_What you are asked to do:_ From the entries that follow, list every line in which the string "screenshot" appears.

_Data extract:_

======

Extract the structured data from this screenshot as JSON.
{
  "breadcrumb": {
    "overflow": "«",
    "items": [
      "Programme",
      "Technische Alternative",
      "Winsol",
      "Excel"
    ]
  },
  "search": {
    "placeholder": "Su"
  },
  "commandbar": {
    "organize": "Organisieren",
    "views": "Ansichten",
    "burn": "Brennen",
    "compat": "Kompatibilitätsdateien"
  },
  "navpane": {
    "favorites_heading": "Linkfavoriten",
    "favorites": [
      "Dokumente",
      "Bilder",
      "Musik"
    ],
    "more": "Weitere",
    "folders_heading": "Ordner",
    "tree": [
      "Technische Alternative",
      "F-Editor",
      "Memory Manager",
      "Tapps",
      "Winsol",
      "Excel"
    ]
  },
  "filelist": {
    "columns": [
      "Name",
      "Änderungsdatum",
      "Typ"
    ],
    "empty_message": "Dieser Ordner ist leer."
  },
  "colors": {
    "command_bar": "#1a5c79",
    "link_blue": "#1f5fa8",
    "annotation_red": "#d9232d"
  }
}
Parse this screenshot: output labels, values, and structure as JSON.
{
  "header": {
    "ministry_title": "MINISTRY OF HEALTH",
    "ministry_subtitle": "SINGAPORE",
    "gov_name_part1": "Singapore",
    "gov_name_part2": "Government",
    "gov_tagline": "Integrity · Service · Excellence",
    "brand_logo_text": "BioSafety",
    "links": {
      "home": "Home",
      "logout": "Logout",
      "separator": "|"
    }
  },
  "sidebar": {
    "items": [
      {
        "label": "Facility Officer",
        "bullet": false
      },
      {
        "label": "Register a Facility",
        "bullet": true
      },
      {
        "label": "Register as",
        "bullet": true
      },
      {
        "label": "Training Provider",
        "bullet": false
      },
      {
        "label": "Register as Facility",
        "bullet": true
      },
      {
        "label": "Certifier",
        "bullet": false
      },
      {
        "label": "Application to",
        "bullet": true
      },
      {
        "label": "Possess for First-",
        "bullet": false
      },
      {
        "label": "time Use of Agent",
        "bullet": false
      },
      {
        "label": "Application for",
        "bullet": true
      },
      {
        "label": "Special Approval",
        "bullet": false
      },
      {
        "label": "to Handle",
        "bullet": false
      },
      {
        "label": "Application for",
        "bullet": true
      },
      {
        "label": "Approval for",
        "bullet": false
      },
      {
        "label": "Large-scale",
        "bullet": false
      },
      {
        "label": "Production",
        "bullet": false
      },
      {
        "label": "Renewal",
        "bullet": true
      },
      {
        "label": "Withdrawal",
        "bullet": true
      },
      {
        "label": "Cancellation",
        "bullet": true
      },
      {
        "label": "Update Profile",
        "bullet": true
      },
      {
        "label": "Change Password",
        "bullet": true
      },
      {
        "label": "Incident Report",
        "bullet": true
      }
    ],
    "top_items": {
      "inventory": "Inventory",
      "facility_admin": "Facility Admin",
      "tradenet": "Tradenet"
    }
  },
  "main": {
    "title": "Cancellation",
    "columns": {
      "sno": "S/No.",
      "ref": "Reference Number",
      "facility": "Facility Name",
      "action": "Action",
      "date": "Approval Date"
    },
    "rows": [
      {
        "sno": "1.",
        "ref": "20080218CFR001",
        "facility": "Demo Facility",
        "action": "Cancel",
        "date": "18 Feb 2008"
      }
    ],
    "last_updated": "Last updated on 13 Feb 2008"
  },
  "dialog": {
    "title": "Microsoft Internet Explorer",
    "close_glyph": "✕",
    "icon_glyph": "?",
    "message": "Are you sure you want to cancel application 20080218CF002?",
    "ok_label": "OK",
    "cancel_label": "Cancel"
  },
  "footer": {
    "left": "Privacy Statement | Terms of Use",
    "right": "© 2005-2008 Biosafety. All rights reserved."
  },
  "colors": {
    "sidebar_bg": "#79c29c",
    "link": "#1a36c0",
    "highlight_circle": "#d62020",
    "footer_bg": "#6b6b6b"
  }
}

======

_Task solution:_
Extract the structured data from this screenshot as JSON.
Parse this screenshot: output labels, values, and structure as JSON.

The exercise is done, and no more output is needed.